A real Bosatlas has now been published about the favorite topic of conversation of many Dutch people: the Bosatlas of weather and climate. Hundreds of maps and graphs from KNMI provide an up-to-date overview of the climate in the Netherlands and beyond. For example, it can be read that the chance of a cold King’s Day has been halved in the past century and that snowdrops bloom three weeks earlier than fifty years ago.
A new climate agreement is currently being negotiated in Glasgow. This atlas shows once again that something has to be done, says KNMI climate researcher Peter Siegmund, pointing to one of the many graphs: “Climate change is always present, but it is going very fast this century. Unusually fast. in recent years there have been many more heat waves in the Netherlands and fewer cold waves. The last was in 2012.”

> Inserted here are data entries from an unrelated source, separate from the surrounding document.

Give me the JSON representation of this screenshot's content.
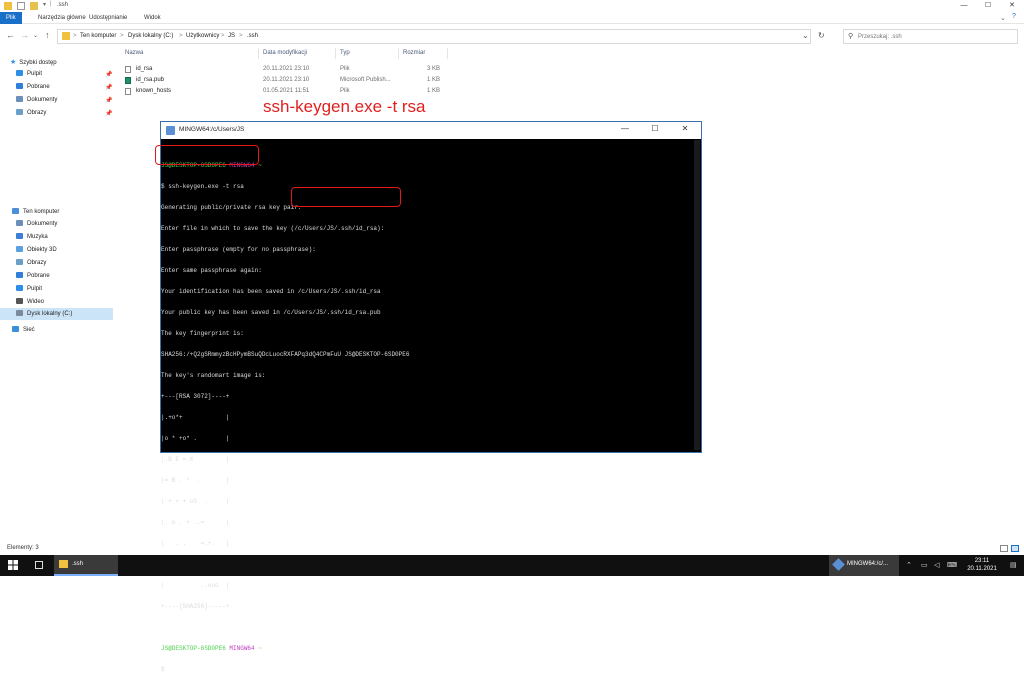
{
  "window": {
    "title": ".ssh",
    "controls": [
      "—",
      "☐",
      "✕"
    ]
  },
  "ribbon": {
    "tabs": [
      "Plik",
      "Narzędzia główne",
      "Udostępnianie",
      "Widok"
    ]
  },
  "address": {
    "crumbs": [
      "Ten komputer",
      "Dysk lokalny (C:)",
      "Użytkownicy",
      "JS",
      ".ssh"
    ],
    "separator": ">",
    "search_placeholder": "Przeszukaj: .ssh"
  },
  "sidebar": {
    "quick_access_label": "Szybki dostęp",
    "quick_access": [
      {
        "label": "Pulpit",
        "icon": "desktop-icon",
        "color": "#2f8fe8",
        "pinned": true
      },
      {
        "label": "Pobrane",
        "icon": "download-icon",
        "color": "#2f7fd8",
        "pinned": true
      },
      {
        "label": "Dokumenty",
        "icon": "documents-icon",
        "color": "#6a8fb8",
        "pinned": true
      },
      {
        "label": "Obrazy",
        "icon": "pictures-icon",
        "color": "#6a9fc8",
        "pinned": true
      }
    ],
    "pin_glyph": "📌",
    "this_pc_label": "Ten komputer",
    "this_pc": [
      {
        "label": "Dokumenty",
        "icon": "documents-icon",
        "color": "#6a8fb8"
      },
      {
        "label": "Muzyka",
        "icon": "music-icon",
        "color": "#3a7fd8"
      },
      {
        "label": "Obiekty 3D",
        "icon": "objects-3d-icon",
        "color": "#5aa0e0"
      },
      {
        "label": "Obrazy",
        "icon": "pictures-icon",
        "color": "#6a9fc8"
      },
      {
        "label": "Pobrane",
        "icon": "download-icon",
        "color": "#2f7fd8"
      },
      {
        "label": "Pulpit",
        "icon": "desktop-icon",
        "color": "#2f8fe8"
      },
      {
        "label": "Wideo",
        "icon": "video-icon",
        "color": "#555555"
      },
      {
        "label": "Dysk lokalny (C:)",
        "icon": "drive-icon",
        "color": "#7a8a9a",
        "selected": true
      }
    ],
    "network_label": "Sieć"
  },
  "files": {
    "columns": [
      "Nazwa",
      "Data modyfikacji",
      "Typ",
      "Rozmiar"
    ],
    "rows": [
      {
        "name": "id_rsa",
        "date": "20.11.2021 23:10",
        "type": "Plik",
        "size": "3 KB"
      },
      {
        "name": "id_rsa.pub",
        "date": "20.11.2021 23:10",
        "type": "Microsoft Publish...",
        "size": "1 KB"
      },
      {
        "name": "known_hosts",
        "date": "01.05.2021 11:51",
        "type": "Plik",
        "size": "1 KB"
      }
    ]
  },
  "annotation": "ssh-keygen.exe -t rsa",
  "terminal": {
    "title": "MINGW64:/c/Users/JS",
    "controls": [
      "—",
      "☐",
      "✕"
    ],
    "prompt_user": "JS@DESKTOP-6SD0PE6",
    "prompt_env": "MINGW64",
    "prompt_dir": "~",
    "lines": [
      "$ ssh-keygen.exe -t rsa",
      "Generating public/private rsa key pair.",
      "Enter file in which to save the key (/c/Users/JS/.ssh/id_rsa):",
      "Enter passphrase (empty for no passphrase):",
      "Enter same passphrase again:",
      "Your identification has been saved in /c/Users/JS/.ssh/id_rsa",
      "Your public key has been saved in /c/Users/JS/.ssh/id_rsa.pub",
      "The key fingerprint is:",
      "SHA256:/+Q2gSRmmyzBcHPymBSuQDcLuocRXFAPq3dQ4CPmFuU JS@DESKTOP-6SD0PE6",
      "The key's randomart image is:",
      "+---[RSA 3072]----+",
      "|.+o*+            |",
      "|o * +o* .        |",
      "|.B E =.X         |",
      "|= B . *  .       |",
      "| + + + oS  .     |",
      "|. o . + ..=      |",
      "|   . .    =.+.   |",
      "|        . +++    |",
      "|          ..ooo  |",
      "+----[SHA256]-----+"
    ],
    "cursor_line": "$"
  },
  "statusbar": {
    "items_text": "Elementy: 3"
  },
  "taskbar": {
    "explorer_label": ".ssh",
    "mingw_label": "MINGW64:/c/...",
    "time": "23:11",
    "date": "20.11.2021"
  }
}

One of the most current maps in the Bosatlas is that of flooding in Limburg. Last July 182 millimeters of rain fell in two days. That was unusually high, says Siegmund. “Every year, more than 800 millimeters falls. Now the amount of two months fell into two days. This could have happened anywhere in the Netherlands, it is not the case that flooding occurs more often in Limburg than in other Dutch areas.”
Another map shows that it has started to rain considerably more in the Netherlands. Siegmund: “It has become about 10 percent wetter. Here you see two maps of the precipitation amount. You see a lot of dark spots in the last period, the darker, the more rain. Thirty years ago it was a lot less.”
The differences in precipitation are greatest along the coast. “On the one hand, this is due to the North Sea becoming warmer, which means more evaporation. But we also think that the cities in the Randstad have something to do with it. Tall buildings act as a kind of mountain, the air goes against it, then up and then falls like rain again.”
The Netherlands has not only become wetter, our country has also become a lot sunnier in recent years. The sun shines on average 1774 hours per year. “The explanation is that there are fewer clouds. There is more often a warm, dry easterly wind. And we are not sure how that will come about. It could be climate change because the Mediterranean is much warmer. But that is not certain, it is can also be a coincidence. There are always long-term variations in temperature or wind.”
KNMI is currently working on new climate scenarios. It also contains predictions about what future winters and summers will look like, says Siegmund: “They are both getting warmer. And if you look at the precipitation: the winters are also getting wetter. In the summer it is likely that the same amount of rain will continue to fall or it will a little less. But heavy showers and extreme precipitation will actually increase.”